The Seventieth Week

It is dispensational premillennialism’s explanation of the seventieth week of Daniel’s vision, however, that is the most important aspect of the premillennial interpretation of Daniel 9. This explanation lies at the very heart of the premillennial doctrine of the last days.

The last week of the seventy, which for premillennialism is a definite period of seven years (on their notion that the weeks of the vision are weeks of years), is still future in church history. The seventieth week does not immediately follow the sixty-ninth week. Between the sixty-ninth week and the seventieth week lie the two thousand years of our present age, roughly the time from the birth and ministry of Jesus the Messiah to the present day, and into the indefinite future.

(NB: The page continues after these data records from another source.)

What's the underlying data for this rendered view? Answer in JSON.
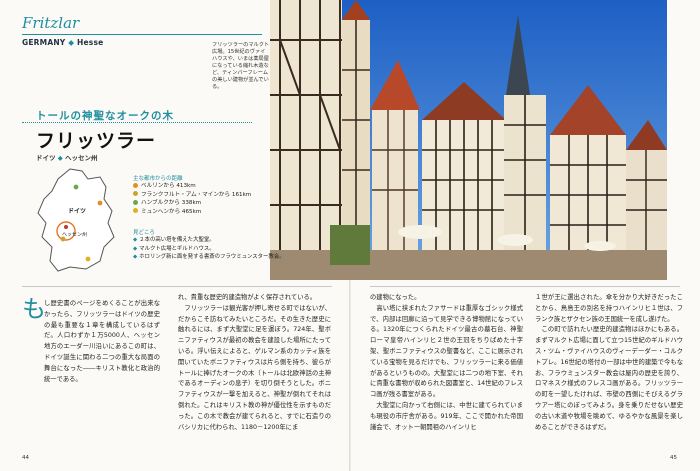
{
  "header": {
    "city": "Fritzlar",
    "country": "GERMANY",
    "region": "Hesse"
  },
  "caption": "フリッツラーのマルクト広場。15世紀のヴァイハウスや、いまは薬局屋になっている縮れ木造など、ティンバーフレームの美しい建物が並んでいる。",
  "subtitle": "トールの神聖なオークの木",
  "title": "フリッツラー",
  "title_sub": {
    "country": "ドイツ",
    "region": "ヘッセン州"
  },
  "map": {
    "label_country": "ドイツ",
    "label_region": "ヘッセン州"
  },
  "access": {
    "heading": "主な都市からの距離",
    "items": [
      {
        "text": "ベルリンから 413km",
        "color": "#e58b2a"
      },
      {
        "text": "フランクフルト・アム・マインから 161km",
        "color": "#d0a12e"
      },
      {
        "text": "ハンブルクから 338km",
        "color": "#6aa84f"
      },
      {
        "text": "ミュンヘンから 465km",
        "color": "#e0b020"
      }
    ]
  },
  "highlights": {
    "heading": "見どころ",
    "items": [
      "２本の高い塔を備えた大聖堂。",
      "マルクト広場とギルドハウス。",
      "ホロリング新に面を発する書斎のフラウミュンスター教会。"
    ]
  },
  "body": {
    "dropcap": "も",
    "col1": "し歴史書のページをめくることが出来なかったら、フリッツラーはドイツの歴史の最も重要な１章を構成しているはずだ。人口わずか１万5000人、ヘッセン地方のエーダー川沿いにあるこの町は、ドイツ誕生に関わる二つの重大な局面の舞台になった――キリスト教化と政治的統一である。",
    "col2": "れ、貴重な歴史的建造物がよく保存されている。\n　フリッツラーは観光客が押し寄せる町ではないが、だからこそ訪ねてみたいところだ。その生きた歴史に触れるには、まず大聖堂に足を運ぼう。724年、聖ボニファティウスが最初の教会を建設した場所にたっている。浮い伝えによると、ゲルマン系のカッティ族を開いていたボニファティウスは片ら側を持ち、彼らがトールに捧げたオークの木（トールは北欧神話の主神であるオーディンの息子）を切り倒そうとした。ボニファティウスが一撃を加えると、神聖が倒れてそれは倒れた。これはキリスト教の神が優位性を示すものだった。この木で教会が建てられると、すでに石造りのバシリカに代わられ、1180－1200年にま",
    "col3": "の建物になった。\n　高い塔に挟まれたファサードは重厚なゴシック様式で、内部は回廊に沿って見学できる博物館になっている。1320年につくられたドイツ最古の墓石台、神聖ローマ皇帝ハインリヒ２世の王冠をちりばめた十字架、聖ボニファティウスの聖書など、ここに展示されている宝物を見るだけでも、フリッツラーに来る価値があるというものの。大聖堂には二つの地下室、それに貴重な書物が収められた図書室と、14世紀のフレスコ画が残る書室がある。\n　大聖堂に向かって右側には、中世に建てられていまも現役の市庁舎がある。919年、ここで開かれた帝国議会で、オットー朝開祖のハインリヒ",
    "col4": "１世が王に選出された。傘を分かり大好きだったことから、鳥島王の別名を持つハインリヒ１世は、フランク族とザクセン族の王国統一を成し遂げた。\n　この町で訪れたい歴史的建造物はほかにもある。まずマルクト広場に面して立つ15世紀のギルドハウス・ツム・ヴァイハウスのヴィーデーダー・コルクトプレ。16世紀の塔付の一部は中世的建築で今もなお、フラウミュンスター教会は屋内の歴史を誇り、ロマネスク様式のフレスコ画がある。フリッツラーの町を一望したければ、市壁の西側にそびえるグラウアー塔にのぼってみよう。身を乗りだせない歴史の古い木道や牧場を眺めて、ゆるやかな風景を楽しめることができるはずだ。"
  },
  "page_numbers": {
    "left": "44",
    "right": "45"
  }
}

Sometime in the future (from our standpoint in A.D. 2016), the seventieth week of verse 27 of Daniel 9 will come to pass. Tremendous events will occur in this week, which for premillennialism is seven years. At the juncture of the present (church) age, which is not at all in view in Daniel 9, and the beginning of the seventieth week, the church will be raptured out of the world into the air. At that time, Antichrist will appear. Antichrist is the “prince” of Daniel 9:26 (“the people of the prince that shall come”). Antichrist is supposed to be the “he” of Daniel 9:27, who shall confirm the covenant with many.

Reformed believers should notice that this explanation of Daniel 9 removes the church from the world before Antichrist comes to power and thus exempts the church from persecution under the personal Antichrist. This fictitious deliverance of the church from the persecution by Antichrist is of the greatest importance to the premillennial throngs. Premillennialists regard escape from persecution under the Antichrist as one of the most attractive features of their theology.

For three and a half years, or the first half of the seventieth week (regarded as a week of years, that is, seven years), Antichrist makes and keeps a covenant with Israel, which has been restored to the “holy land” of Palestine. The borders of the land will have been extended to their farthest limits, according to the promises of God in the Old Testament. This is the premillennial explanation of the first part of Daniel 9:27: “He shall confirm the covenant with many for one week.”

Suddenly, however, in the “midst of the week” (Dan. 9:27), that is, on premillennial reckoning, after three and a half years, Antichrist will turn on the Jews in Palestine and begin persecuting them, with a view to destroying them utterly. For three and a half years, national Israel will be persecuted. This persecution of the Jews by Antichrist—a Hitler in spades—is supposed to be the “great tribulation” of Matthew 24:21 and the war against the saints of Revelation 13, as well as most of the affliction of the people of God foretold in the New Testament.

At the end of the seventieth week, Jesus will return to earth in order to destroy Antichrist, save Israel, and set up the millennial, earthly kingdom for one thousand years. During this millennium, Jesus will reign as king from earthly Jerusalem with national Israel as His glorious kingdom.

…to be continued.

1 John F. Walvoord, The Rapture Question (Grand Rapids: Zondervan, 1979), 25.